EXERCISE DETAILS: Every entry must be copied word for word.

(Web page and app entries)
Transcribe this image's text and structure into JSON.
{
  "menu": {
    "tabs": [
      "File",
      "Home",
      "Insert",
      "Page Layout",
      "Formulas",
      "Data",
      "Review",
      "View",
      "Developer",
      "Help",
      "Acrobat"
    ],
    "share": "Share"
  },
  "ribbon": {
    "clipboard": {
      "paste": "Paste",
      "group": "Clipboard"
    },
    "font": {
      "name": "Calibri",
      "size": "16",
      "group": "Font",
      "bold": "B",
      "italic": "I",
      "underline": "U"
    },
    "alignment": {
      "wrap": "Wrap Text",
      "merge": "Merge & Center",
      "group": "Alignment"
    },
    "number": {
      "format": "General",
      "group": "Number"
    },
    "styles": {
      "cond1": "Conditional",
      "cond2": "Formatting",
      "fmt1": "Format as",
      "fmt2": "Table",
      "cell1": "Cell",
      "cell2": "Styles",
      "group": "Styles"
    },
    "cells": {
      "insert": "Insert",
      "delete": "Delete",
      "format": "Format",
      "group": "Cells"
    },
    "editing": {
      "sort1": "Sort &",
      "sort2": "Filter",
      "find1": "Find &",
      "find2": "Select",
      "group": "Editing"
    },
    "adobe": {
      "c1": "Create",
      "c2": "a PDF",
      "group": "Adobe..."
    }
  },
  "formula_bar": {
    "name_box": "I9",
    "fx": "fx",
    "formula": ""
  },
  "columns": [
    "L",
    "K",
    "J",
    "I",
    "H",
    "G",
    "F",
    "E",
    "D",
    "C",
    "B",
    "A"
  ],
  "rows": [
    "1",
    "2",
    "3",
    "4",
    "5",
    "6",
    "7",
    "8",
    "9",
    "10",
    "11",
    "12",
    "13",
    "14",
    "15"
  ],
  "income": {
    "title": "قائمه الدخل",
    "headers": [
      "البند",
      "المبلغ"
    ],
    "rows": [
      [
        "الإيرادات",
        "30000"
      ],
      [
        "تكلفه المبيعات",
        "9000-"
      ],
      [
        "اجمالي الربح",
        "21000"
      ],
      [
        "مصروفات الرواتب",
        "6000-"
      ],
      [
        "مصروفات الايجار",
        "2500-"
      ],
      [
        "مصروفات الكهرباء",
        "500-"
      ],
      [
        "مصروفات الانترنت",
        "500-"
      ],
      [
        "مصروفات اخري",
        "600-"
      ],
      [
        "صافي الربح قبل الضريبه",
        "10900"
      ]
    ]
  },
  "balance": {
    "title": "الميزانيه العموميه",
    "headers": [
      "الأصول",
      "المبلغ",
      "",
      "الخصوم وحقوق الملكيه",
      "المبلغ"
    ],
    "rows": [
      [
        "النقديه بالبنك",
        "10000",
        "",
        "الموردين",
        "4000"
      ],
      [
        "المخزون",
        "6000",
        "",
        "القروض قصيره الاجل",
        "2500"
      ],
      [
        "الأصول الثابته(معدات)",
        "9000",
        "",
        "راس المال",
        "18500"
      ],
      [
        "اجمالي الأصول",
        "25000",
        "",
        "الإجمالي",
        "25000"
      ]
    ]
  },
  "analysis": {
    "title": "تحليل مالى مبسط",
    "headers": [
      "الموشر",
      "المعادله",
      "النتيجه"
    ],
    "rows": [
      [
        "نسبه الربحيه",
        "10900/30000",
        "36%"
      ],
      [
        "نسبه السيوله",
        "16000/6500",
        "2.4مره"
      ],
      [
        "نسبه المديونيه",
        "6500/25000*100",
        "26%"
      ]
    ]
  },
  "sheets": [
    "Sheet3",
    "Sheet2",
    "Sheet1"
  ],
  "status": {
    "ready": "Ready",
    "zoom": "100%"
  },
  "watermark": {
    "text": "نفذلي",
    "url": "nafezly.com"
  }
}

EXERCISE ANSWER:
Transcribe this image's text and structure into JSON.
{
  "menu": {
    "tabs": [
      "File",
      "Home",
      "Insert",
      "Page Layout",
      "Formulas",
      "Data",
      "Review",
      "View",
      "Developer",
      "Help",
      "Acrobat"
    ],
    "share": "Share"
  },
  "ribbon": {
    "clipboard": {
      "paste": "Paste",
      "group": "Clipboard"
    },
    "font": {
      "name": "Calibri",
      "size": "16",
      "group": "Font",
      "bold": "B",
      "italic": "I",
      "underline": "U"
    },
    "alignment": {
      "wrap": "Wrap Text",
      "merge": "Merge & Center",
      "group": "Alignment"
    },
    "number": {
      "format": "General",
      "group": "Number"
    },
    "styles": {
      "cond1": "Conditional",
      "cond2": "Formatting",
      "fmt1": "Format as",
      "fmt2": "Table",
      "cell1": "Cell",
      "cell2": "Styles",
      "group": "Styles"
    },
    "cells": {
      "insert": "Insert",
      "delete": "Delete",
      "format": "Format",
      "group": "Cells"
    },
    "editing": {
      "sort1": "Sort &",
      "sort2": "Filter",
      "find1": "Find &",
      "find2": "Select",
      "group": "Editing"
    },
    "adobe": {
      "c1": "Create",
      "c2": "a PDF",
      "group": "Adobe..."
    }
  },
  "formula_bar": {
    "name_box": "I9",
    "fx": "fx",
    "formula": ""
  },
  "columns": [
    "L",
    "K",
    "J",
    "I",
    "H",
    "G",
    "F",
    "E",
    "D",
    "C",
    "B",
    "A"
  ],
  "rows": [
    "1",
    "2",
    "3",
    "4",
    "5",
    "6",
    "7",
    "8",
    "9",
    "10",
    "11",
    "12",
    "13",
    "14",
    "15"
  ],
  "income": {
    "title": "قائمه الدخل",
    "headers": [
      "البند",
      "المبلغ"
    ],
    "rows": [
      [
        "الإيرادات",
        "30000"
      ],
      [
        "تكلفه المبيعات",
        "9000-"
      ],
      [
        "اجمالي الربح",
        "21000"
      ],
      [
        "مصروفات الرواتب",
        "6000-"
      ],
      [
        "مصروفات الايجار",
        "2500-"
      ],
      [
        "مصروفات الكهرباء",
        "500-"
      ],
      [
        "مصروفات الانترنت",
        "500-"
      ],
      [
        "مصروفات اخري",
        "600-"
      ],
      [
        "صافي الربح قبل الضريبه",
        "10900"
      ]
    ]
  },
  "balance": {
    "title": "الميزانيه العموميه",
    "headers": [
      "الأصول",
      "المبلغ",
      "",
      "الخصوم وحقوق الملكيه",
      "المبلغ"
    ],
    "rows": [
      [
        "النقديه بالبنك",
        "10000",
        "",
        "الموردين",
        "4000"
      ],
      [
        "المخزون",
        "6000",
        "",
        "القروض قصيره الاجل",
        "2500"
      ],
      [
        "الأصول الثابته(معدات)",
        "9000",
        "",
        "راس المال",
        "18500"
      ],
      [
        "اجمالي الأصول",
        "25000",
        "",
        "الإجمالي",
        "25000"
      ]
    ]
  },
  "analysis": {
    "title": "تحليل مالى مبسط",
    "headers": [
      "الموشر",
      "المعادله",
      "النتيجه"
    ],
    "rows": [
      [
        "نسبه الربحيه",
        "10900/30000",
        "36%"
      ],
      [
        "نسبه السيوله",
        "16000/6500",
        "2.4مره"
      ],
      [
        "نسبه المديونيه",
        "6500/25000*100",
        "26%"
      ]
    ]
  },
  "sheets": [
    "Sheet3",
    "Sheet2",
    "Sheet1"
  ],
  "status": {
    "ready": "Ready",
    "zoom": "100%"
  },
  "watermark": {
    "text": "نفذلي",
    "url": "nafezly.com"
  }
}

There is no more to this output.